- Squeeze out excess moisture by rolling in a dry towel
- Then air-dry by lying flat. Expect about 4% to 8% shrinkage
Without pre-washing and pre-shrinking, you will achive a vintage, softly wrinkled look and feel in your finished quilt. This is a desired effect that makes cotton or bamboo batting popular among quilters!
Points to Consider
How Will Your Quilt Be Quilted?
Will you machine quilt it? Or hand quilt it?
Generally, hand quilters prefer battings that do NOT contain scrims – which means the traditionally preferred choice for hand quilting would be bonded battings.
Though some of the modern needle-punched battings now contain a very fine scrim, and some quilters are happy to hand quilt – especially with large running stitch in perle cotton.
For machine quilting, needle-punch battings tend to be easier to handle because the scrim gives body and structure to your batting, and holds the shape better.
How Will Your Quilt Be Used?
Before you make your final batting choice, consider how your quilt will be used.
Is it a baby quilt that will be washed and dried extensively? Will it be placed on a child’s bed and get pulled and tugged? Or, are you making a wall hanging that needs to maintain sharp, crisp corners?
Or are you making a quilt that you want to drape loosely over a bed and tuck beneath the pillows? Is it an heirloom project that will be used sparingly and only laundered once every few years? Or is it a decorative item that will never be washed? Is it a table runner that needs to lie extremely flat?
These are the considerations that will help you make the right decisions.
How Much Batting to Buy?
Most of the time quilt batting is sold by the meter, off a roll. You can also buy pre-cut bed size portions.
Unlike doonas and sheets – batting sizes are NOT standard, and there is no such thing as exact measurements. Because patchowrok quilts tend to be generous compared to mattress or bed size, and people often want some over-hang when the quilt is finished.
Most importantly – you always need to allow some excess for trimming after quilting.
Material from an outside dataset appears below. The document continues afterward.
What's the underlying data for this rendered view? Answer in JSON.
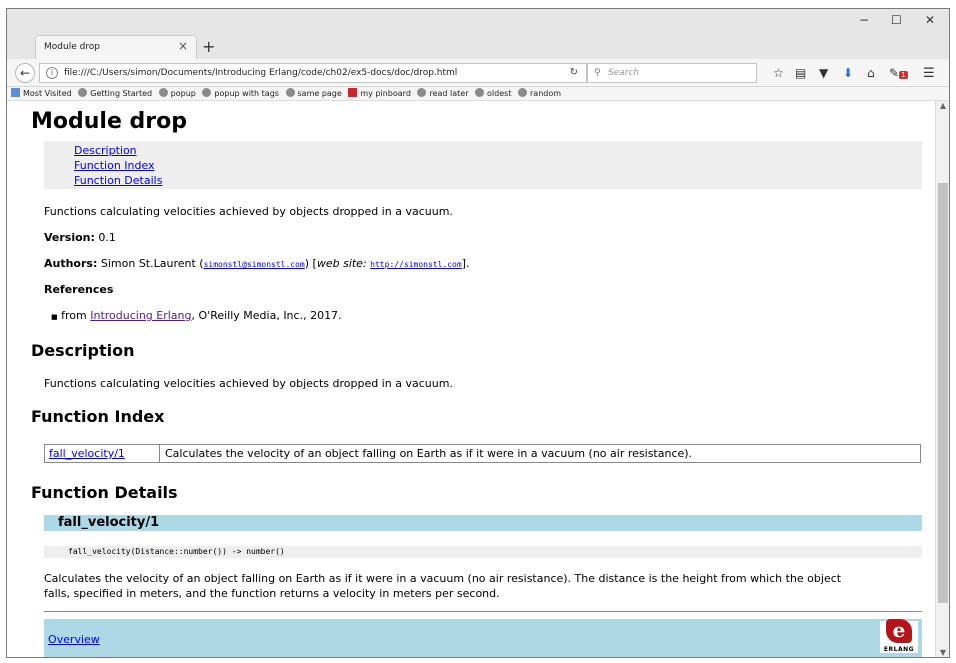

Measure the width of your quilt top. Add 4-6 inches each side to the measurement and this should be enough.
If you plan to make a few quilts, it is always BEST value to order by the whole roll.